Furthermore, while the right to strike is recognised, it is coupled with so many restrictions that it is virtually impossible to carry out a lawful strike. The Labour Department of the Ministry of Civil Service must also rule on all industrial disputes before a strike can be called, which effectively neutralises the purpose of striking. Civil servants and domestic workers are not allowed to strike, and no worker in a public utility, health or security service can strike if it harms the public or causes damage to property. Workers in petroleum- and gas-related industries, seaports and all forms of transportation fall under this category.
Trade union rights in practice and violations in 2009
Background: Qatar is one of the richest countries in the Gulf region thanks to its oil and gas reserves. All power is concentrated in the hands of Sheikh Hamad bin Khalifa Al Thani who appoints cabinet ministers and promulgates new laws. The 2005 Constitution provided for the creation of a parliament in which two thirds of the members must be elected, but as there have been no elections yet, there is no parliament.
Qatari journalists prohibited from organising independent union: In May the International Federation of Journalists (IFJ) refused to take part in events to celebrate press freedom organised by UNESCO and the government of Qatar. "The event is held in a country which supports an international media freedom centre, but refuses to allow local journalists to form their own independent union or association" the IFJ pointed out.
Migrant workers exploited: Migrant workers make up the majority of the workforce. They are often exploited because their employment contracts give broad powers to their employers. The latter often confiscate the passports of migrant workers, and some refuse to pay salaries on time. This was the case, for example, in the first half of the year for 39 Filipino and 31 Nepalese workers living in the Al Matar Al Qadeem labour camp. They had not been paid for five months, even after a labour tribunal had urged the company to pay them.

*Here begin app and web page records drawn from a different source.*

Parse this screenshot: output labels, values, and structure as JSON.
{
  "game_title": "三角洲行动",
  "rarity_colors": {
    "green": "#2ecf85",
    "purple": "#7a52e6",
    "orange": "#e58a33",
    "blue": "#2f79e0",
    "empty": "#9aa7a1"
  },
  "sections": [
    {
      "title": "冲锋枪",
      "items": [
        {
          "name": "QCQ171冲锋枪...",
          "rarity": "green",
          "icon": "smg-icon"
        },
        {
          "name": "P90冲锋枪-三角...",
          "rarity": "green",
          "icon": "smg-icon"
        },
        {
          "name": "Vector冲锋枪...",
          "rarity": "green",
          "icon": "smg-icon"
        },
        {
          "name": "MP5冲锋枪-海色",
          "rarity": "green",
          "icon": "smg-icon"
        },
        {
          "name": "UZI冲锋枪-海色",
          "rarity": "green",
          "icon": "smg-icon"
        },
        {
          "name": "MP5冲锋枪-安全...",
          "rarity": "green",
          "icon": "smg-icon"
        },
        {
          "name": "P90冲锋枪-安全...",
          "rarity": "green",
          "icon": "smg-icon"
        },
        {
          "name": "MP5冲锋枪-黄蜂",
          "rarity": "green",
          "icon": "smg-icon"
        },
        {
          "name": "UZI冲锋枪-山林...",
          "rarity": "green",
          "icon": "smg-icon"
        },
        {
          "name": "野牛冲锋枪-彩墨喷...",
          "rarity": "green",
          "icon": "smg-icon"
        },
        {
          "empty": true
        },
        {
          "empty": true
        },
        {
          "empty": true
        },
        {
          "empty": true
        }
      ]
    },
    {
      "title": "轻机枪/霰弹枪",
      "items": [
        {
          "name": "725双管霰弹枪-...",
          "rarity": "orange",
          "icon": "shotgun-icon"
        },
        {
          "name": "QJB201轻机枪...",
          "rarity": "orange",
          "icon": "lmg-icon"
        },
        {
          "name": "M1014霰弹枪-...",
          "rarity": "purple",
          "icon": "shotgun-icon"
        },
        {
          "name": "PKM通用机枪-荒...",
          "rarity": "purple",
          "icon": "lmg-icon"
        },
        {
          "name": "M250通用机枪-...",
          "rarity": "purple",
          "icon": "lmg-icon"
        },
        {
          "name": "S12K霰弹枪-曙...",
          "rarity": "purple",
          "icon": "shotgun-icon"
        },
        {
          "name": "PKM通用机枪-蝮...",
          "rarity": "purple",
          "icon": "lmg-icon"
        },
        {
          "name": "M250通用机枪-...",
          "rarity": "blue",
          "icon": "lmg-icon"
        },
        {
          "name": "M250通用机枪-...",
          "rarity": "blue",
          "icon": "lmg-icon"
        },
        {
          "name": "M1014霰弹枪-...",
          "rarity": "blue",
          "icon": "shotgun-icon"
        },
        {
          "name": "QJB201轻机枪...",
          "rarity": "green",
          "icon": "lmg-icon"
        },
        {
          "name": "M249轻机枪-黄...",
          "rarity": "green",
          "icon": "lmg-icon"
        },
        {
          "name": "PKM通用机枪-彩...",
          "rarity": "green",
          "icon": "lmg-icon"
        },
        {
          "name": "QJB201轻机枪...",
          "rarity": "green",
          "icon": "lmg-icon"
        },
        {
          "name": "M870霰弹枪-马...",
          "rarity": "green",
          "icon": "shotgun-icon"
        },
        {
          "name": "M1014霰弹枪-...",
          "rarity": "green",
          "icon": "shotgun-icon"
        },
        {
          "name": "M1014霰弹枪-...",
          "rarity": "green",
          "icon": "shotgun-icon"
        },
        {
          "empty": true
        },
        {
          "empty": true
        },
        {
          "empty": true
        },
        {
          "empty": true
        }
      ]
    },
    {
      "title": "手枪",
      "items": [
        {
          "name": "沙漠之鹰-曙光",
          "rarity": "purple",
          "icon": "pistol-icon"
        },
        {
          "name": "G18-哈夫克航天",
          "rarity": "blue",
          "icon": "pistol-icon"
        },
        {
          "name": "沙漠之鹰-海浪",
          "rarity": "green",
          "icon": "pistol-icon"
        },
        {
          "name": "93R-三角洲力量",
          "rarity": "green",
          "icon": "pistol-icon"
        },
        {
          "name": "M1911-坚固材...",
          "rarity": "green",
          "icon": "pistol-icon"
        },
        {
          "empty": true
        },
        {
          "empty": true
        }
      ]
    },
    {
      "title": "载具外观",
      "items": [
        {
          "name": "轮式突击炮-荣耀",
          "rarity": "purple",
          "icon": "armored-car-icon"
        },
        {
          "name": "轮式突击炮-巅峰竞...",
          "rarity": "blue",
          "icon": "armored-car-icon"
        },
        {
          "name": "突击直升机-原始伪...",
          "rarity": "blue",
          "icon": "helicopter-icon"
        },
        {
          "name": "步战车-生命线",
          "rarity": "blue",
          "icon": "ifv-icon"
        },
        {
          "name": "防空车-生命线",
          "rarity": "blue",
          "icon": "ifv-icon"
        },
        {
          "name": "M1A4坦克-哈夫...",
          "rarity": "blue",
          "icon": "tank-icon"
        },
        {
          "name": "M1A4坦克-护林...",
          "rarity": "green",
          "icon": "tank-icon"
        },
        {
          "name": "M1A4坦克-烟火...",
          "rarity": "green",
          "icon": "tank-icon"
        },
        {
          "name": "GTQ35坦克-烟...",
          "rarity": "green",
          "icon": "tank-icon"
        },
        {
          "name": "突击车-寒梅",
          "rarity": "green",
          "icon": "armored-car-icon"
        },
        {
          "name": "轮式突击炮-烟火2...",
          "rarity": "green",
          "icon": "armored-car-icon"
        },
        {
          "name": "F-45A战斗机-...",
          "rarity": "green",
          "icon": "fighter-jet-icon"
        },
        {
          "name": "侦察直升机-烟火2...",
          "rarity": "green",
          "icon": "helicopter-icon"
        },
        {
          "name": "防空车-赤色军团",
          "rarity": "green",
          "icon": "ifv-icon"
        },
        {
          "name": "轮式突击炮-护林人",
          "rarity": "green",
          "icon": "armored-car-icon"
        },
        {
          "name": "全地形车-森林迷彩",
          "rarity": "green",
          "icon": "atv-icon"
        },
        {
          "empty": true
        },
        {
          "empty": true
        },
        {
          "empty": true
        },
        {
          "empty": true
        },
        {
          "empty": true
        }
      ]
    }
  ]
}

Domestic workers, who are almost all migrants, are prime targets for violence, particularly sexual attacks. Their conditions of employment often mean they cannot leave the employers' home. According to local media, the government is putting more measures in place to ensure respect for migrant workers' rights, and some embassies have set a minimum wage for their country nationals.